Provide the data again exactly, including every line that follows.

━━━━━━━━━━━━━━━━━━━━

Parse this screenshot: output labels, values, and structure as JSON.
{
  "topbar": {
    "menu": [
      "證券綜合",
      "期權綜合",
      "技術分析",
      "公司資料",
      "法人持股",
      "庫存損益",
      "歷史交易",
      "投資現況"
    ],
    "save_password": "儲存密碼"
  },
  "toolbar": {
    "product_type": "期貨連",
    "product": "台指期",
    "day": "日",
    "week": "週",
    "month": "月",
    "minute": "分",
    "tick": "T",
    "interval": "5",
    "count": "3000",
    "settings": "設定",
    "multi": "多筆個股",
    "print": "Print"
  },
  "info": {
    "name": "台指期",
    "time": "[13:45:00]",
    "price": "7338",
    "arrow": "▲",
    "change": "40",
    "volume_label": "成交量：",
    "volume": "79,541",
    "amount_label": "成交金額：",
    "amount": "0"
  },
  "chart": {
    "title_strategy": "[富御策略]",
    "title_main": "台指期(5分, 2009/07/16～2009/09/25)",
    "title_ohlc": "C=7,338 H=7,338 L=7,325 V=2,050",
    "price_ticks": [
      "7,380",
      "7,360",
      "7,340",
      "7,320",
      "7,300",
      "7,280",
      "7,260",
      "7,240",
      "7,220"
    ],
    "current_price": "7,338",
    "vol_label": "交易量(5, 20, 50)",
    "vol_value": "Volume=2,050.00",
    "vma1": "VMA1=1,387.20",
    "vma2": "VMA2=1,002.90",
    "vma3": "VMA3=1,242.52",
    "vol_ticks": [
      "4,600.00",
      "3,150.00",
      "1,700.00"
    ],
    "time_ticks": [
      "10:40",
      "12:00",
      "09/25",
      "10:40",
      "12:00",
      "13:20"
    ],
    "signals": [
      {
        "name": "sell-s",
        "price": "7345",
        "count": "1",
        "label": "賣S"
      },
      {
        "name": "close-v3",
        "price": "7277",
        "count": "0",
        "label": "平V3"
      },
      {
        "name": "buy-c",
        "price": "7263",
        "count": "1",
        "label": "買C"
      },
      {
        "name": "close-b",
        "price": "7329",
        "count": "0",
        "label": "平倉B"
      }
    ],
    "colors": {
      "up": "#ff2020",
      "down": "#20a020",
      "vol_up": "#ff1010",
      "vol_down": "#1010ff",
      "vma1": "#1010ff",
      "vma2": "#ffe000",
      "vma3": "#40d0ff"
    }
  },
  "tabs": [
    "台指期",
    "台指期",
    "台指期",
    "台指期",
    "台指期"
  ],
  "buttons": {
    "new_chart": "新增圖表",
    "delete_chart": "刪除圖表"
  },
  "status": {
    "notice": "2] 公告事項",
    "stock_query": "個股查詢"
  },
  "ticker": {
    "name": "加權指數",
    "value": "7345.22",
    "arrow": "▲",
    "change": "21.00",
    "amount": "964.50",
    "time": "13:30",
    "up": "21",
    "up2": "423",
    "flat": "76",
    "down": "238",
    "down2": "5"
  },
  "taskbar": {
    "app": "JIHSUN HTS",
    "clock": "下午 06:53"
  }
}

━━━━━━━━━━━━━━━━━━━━

EXPECTED ANSWER:
Parse this screenshot: output labels, values, and structure as JSON.
{
  "topbar": {
    "menu": [
      "證券綜合",
      "期權綜合",
      "技術分析",
      "公司資料",
      "法人持股",
      "庫存損益",
      "歷史交易",
      "投資現況"
    ],
    "save_password": "儲存密碼"
  },
  "toolbar": {
    "product_type": "期貨連",
    "product": "台指期",
    "day": "日",
    "week": "週",
    "month": "月",
    "minute": "分",
    "tick": "T",
    "interval": "5",
    "count": "3000",
    "settings": "設定",
    "multi": "多筆個股",
    "print": "Print"
  },
  "info": {
    "name": "台指期",
    "time": "[13:45:00]",
    "price": "7338",
    "arrow": "▲",
    "change": "40",
    "volume_label": "成交量：",
    "volume": "79,541",
    "amount_label": "成交金額：",
    "amount": "0"
  },
  "chart": {
    "title_strategy": "[富御策略]",
    "title_main": "台指期(5分, 2009/07/16～2009/09/25)",
    "title_ohlc": "C=7,338 H=7,338 L=7,325 V=2,050",
    "price_ticks": [
      "7,380",
      "7,360",
      "7,340",
      "7,320",
      "7,300",
      "7,280",
      "7,260",
      "7,240",
      "7,220"
    ],
    "current_price": "7,338",
    "vol_label": "交易量(5, 20, 50)",
    "vol_value": "Volume=2,050.00",
    "vma1": "VMA1=1,387.20",
    "vma2": "VMA2=1,002.90",
    "vma3": "VMA3=1,242.52",
    "vol_ticks": [
      "4,600.00",
      "3,150.00",
      "1,700.00"
    ],
    "time_ticks": [
      "10:40",
      "12:00",
      "09/25",
      "10:40",
      "12:00",
      "13:20"
    ],
    "signals": [
      {
        "name": "sell-s",
        "price": "7345",
        "count": "1",
        "label": "賣S"
      },
      {
        "name": "close-v3",
        "price": "7277",
        "count": "0",
        "label": "平V3"
      },
      {
        "name": "buy-c",
        "price": "7263",
        "count": "1",
        "label": "買C"
      },
      {
        "name": "close-b",
        "price": "7329",
        "count": "0",
        "label": "平倉B"
      }
    ],
    "colors": {
      "up": "#ff2020",
      "down": "#20a020",
      "vol_up": "#ff1010",
      "vol_down": "#1010ff",
      "vma1": "#1010ff",
      "vma2": "#ffe000",
      "vma3": "#40d0ff"
    }
  },
  "tabs": [
    "台指期",
    "台指期",
    "台指期",
    "台指期",
    "台指期"
  ],
  "buttons": {
    "new_chart": "新增圖表",
    "delete_chart": "刪除圖表"
  },
  "status": {
    "notice": "2] 公告事項",
    "stock_query": "個股查詢"
  },
  "ticker": {
    "name": "加權指數",
    "value": "7345.22",
    "arrow": "▲",
    "change": "21.00",
    "amount": "964.50",
    "time": "13:30",
    "up": "21",
    "up2": "423",
    "flat": "76",
    "down": "238",
    "down2": "5"
  },
  "taskbar": {
    "app": "JIHSUN HTS",
    "clock": "下午 06:53"
  }
}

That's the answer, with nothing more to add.